#### Activity
The output should be all lines of the entries below in which the word "Mode" occurs.

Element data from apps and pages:
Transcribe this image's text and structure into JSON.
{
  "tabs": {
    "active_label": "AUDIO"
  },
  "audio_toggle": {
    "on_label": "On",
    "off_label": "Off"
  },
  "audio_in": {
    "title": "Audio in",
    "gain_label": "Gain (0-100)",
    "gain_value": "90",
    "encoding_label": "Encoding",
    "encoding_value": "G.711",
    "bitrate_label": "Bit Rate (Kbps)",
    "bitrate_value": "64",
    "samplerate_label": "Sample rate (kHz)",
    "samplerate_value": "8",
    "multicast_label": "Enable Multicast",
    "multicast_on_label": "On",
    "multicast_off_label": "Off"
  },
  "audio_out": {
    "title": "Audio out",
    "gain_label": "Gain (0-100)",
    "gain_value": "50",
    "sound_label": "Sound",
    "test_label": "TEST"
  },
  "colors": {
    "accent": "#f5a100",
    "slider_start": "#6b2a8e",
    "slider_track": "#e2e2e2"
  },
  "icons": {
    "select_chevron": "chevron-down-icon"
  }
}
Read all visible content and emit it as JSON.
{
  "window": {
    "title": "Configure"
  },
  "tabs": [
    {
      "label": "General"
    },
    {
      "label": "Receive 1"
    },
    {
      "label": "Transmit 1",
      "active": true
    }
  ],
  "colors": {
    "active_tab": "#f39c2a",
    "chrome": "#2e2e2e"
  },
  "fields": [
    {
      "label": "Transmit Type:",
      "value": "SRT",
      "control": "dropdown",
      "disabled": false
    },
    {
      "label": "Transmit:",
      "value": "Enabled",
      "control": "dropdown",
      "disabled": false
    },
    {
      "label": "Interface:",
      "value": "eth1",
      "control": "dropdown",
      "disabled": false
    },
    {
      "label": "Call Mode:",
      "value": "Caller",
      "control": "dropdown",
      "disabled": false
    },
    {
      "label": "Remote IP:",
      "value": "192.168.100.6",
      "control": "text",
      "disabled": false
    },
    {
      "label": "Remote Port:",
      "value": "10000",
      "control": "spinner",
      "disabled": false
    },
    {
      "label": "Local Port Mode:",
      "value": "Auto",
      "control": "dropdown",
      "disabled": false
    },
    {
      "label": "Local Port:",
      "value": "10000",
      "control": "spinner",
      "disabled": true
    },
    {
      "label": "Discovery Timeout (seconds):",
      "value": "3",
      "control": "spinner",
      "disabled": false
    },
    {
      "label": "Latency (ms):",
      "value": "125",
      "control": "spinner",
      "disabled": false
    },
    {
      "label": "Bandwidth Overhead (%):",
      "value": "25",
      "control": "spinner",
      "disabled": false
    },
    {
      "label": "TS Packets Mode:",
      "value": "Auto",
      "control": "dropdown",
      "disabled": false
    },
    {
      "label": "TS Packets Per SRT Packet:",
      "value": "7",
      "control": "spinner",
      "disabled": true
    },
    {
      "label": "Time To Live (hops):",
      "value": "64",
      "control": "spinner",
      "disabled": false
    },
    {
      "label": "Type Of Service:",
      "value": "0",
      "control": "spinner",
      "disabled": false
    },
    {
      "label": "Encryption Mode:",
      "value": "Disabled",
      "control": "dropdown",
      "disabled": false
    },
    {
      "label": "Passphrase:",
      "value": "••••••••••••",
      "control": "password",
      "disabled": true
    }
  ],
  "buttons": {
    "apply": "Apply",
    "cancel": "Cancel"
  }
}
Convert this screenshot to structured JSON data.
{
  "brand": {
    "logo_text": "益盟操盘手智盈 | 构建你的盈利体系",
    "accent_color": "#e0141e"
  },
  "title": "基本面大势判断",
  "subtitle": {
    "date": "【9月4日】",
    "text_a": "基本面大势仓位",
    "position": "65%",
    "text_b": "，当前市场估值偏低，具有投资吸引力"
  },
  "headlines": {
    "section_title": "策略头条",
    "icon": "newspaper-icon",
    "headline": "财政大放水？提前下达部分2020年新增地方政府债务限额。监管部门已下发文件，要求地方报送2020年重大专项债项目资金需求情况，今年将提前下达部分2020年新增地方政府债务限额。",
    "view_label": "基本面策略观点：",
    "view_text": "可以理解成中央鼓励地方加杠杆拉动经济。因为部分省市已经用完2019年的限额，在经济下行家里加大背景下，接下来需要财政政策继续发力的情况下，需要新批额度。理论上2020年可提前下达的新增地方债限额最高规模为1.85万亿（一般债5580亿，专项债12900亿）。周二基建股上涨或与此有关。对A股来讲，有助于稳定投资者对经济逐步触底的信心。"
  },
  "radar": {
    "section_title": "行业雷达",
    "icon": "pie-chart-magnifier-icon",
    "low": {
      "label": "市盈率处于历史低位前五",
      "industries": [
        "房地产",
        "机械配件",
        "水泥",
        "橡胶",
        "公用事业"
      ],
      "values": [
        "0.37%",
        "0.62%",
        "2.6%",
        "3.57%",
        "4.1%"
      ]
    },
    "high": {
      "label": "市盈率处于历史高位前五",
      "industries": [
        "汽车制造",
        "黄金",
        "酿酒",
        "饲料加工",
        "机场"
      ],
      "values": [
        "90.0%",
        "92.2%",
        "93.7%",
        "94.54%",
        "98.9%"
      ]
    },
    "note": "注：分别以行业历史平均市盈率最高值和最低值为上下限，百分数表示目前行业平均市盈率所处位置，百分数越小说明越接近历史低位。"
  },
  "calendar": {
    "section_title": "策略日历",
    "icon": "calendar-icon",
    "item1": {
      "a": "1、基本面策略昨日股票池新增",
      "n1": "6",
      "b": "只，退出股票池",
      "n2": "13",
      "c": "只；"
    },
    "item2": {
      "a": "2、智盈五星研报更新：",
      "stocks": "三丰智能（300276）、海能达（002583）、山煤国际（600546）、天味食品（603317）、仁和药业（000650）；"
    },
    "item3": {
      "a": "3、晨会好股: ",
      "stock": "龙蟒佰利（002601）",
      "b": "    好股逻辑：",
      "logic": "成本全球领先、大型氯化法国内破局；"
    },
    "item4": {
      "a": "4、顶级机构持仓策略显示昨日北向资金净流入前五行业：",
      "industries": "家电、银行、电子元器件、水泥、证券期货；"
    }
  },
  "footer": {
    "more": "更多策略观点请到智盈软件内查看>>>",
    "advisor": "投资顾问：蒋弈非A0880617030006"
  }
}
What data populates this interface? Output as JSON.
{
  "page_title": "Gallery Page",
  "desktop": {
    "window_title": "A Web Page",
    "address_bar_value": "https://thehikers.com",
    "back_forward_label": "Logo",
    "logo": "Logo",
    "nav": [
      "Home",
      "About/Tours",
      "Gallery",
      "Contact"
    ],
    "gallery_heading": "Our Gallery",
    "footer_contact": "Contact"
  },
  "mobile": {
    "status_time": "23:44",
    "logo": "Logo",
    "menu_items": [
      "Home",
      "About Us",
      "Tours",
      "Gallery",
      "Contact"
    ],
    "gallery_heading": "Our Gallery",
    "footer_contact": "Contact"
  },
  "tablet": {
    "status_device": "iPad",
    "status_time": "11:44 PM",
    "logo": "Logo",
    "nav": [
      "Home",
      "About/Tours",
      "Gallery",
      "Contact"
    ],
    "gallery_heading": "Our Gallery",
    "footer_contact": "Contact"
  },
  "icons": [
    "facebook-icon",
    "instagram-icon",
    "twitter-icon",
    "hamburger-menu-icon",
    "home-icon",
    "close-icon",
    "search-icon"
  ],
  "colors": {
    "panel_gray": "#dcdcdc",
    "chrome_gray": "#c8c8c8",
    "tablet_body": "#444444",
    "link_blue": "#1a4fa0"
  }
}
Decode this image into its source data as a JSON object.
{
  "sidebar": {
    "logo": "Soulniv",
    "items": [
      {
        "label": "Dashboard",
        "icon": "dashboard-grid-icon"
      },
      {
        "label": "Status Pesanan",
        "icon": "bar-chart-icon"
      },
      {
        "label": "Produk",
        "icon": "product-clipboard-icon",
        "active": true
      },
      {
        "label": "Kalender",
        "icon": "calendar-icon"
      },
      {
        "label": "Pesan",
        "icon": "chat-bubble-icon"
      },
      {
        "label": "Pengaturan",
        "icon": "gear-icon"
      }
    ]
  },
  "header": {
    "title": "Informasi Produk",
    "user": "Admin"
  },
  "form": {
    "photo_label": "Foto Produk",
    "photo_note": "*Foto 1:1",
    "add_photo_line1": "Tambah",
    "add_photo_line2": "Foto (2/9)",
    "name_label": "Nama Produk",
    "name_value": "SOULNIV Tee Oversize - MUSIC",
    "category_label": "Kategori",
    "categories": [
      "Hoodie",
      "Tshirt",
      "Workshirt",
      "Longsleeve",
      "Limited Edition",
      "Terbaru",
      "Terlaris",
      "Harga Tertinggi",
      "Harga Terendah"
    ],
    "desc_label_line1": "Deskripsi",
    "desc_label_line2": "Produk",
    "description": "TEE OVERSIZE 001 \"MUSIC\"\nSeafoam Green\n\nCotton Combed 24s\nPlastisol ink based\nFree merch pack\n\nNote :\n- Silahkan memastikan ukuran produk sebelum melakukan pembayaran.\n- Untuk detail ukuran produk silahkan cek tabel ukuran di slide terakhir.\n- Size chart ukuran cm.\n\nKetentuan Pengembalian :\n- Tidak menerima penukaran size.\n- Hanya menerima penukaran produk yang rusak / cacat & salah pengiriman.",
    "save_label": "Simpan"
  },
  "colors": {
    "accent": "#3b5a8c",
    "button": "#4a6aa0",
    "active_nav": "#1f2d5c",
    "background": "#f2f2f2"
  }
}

#### Result below
      "label": "Call Mode:",
      "label": "Local Port Mode:",
      "label": "TS Packets Mode:",
      "label": "Encryption Mode:",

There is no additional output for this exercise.